These images do ably demonstrate however that with a point and click underwater capable camera, even within the limitations of snorkelling, it’s possible to discover a little of life on a coral reef.
An opportunity to spend and hour exploring the Mesoamerican Barrier Reef, the second largest coral reef on the planet provided a few Cousteau moments. It stretches over 600 miles from the Yucatán Peninsula to the islands of Honduras. Also known as the Great Mayan Reef, only the Great Barrier Reef surpasses it in size. It encompasses several protected areas and parks including the Belize Barrier Reef, Arrecifes de Cozumel National Park, Hol Chan Marine Reserve, Sian Ka’an biosphere reserve, and the Cayos Cochinos Marine Park.

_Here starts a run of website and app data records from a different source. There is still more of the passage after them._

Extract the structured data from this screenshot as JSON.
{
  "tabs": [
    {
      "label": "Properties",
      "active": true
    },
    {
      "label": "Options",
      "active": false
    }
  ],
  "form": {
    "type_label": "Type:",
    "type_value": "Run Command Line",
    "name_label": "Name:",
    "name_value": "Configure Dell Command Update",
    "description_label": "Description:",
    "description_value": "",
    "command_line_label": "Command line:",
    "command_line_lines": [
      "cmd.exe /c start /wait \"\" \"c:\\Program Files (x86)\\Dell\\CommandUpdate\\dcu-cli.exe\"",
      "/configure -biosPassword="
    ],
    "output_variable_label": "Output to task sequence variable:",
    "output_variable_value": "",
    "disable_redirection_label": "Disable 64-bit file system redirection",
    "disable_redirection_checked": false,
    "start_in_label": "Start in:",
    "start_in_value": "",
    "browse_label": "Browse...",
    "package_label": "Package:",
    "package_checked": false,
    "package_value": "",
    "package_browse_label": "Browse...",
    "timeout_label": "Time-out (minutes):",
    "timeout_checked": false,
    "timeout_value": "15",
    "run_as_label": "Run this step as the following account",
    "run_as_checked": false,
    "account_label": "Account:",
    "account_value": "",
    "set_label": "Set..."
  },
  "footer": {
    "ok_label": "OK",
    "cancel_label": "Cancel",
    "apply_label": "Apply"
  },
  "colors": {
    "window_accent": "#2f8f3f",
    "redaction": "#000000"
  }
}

I have been fortunate enough to dive on the Belizean stretch of the reef some years ago but recently have enjoyed the freedom that snorkelling provides. Drifting along on the current watching the colourful fish dart and dance between the razor-sharp branch corals, finning is often not even required. Occasionally grabbing a huge breath to dive beneath the surface, skimming just above the rock like brain corals to momentarily swim with the denizens of the reef; this is freedom.
Snorkelling provides freedom of movement which is beyond even diving with equipment. There are obvious benefits to sub-aqua diving including the opportunity to visit the deep beyond the reach of the snorkeler and to stay under for longer. There are limitations however the bubbles are unnatural disturbing timid fish, even sharks aren’t keen and divers need to ascend slowly, controlling their decompression. It is even necessary to allow enough time, usually 24 hours before flying after a dive.
Snorkelling does not have any of these restrictions. and with practice it is possible to extend how long we can hold our breath. Free-divers can spend amazingly long periods of time underwater.
The waters off the Riviera Maya, Mexico are extremely clear providing exceptional visibility, they are also comfortably warm and ideal for snorkelling. There isn’t a need for a wetsuit and an hour or more passes without even being noticed. The reef is one of the finest diving and snorkelling destinations in the world and is accessible with a relatively short boat ride from shore.
The reef is home to more than 600 species of coral and 500 species of fish as well as several species of turtle, dolphin and even the largest fish of them all; the whale shark. On this day we were not fortunate enough to see any such of these spectacular migrants but the vast variety of colourful fish wearing all manner of vibrant uniform offer a stunning display of their own.
Large shoals of darting, silver and gold coloured bullets zoom around the colonies of polyps searching for a meal and seeking the safety that numbers offer from predators. Iridescent bream forage, garish wrasse cloaked in a multitude of hues hunt while camouflaged flatfish or rays lie in ambush beneath the sand. The reef is a dangerous fine dining restaurant for fish. It is a dazzling, shimmering rainbow of underwater colour, where the nature’s palette has been given free range to paint it’s masterpiece.
It is possible to enjoy the wonders of the reef on a television screen or within the pages of a book but snorkelling brings it closer to us all. Equipment is minimal, some fins, a mask and snorkel are all that’s needed and the ability to swim is the only skill necessary. The Great Mayan Reef is a particularly great snorkelling destination but opportunities to witness the undersea world are many, most warm locations and numerous cold-water ones are surprisingly spectacular.
In Cuba it is even possible to snorkel in the infamous Bay of Pigs, if that doesn’t stir the imagination, check your pulse!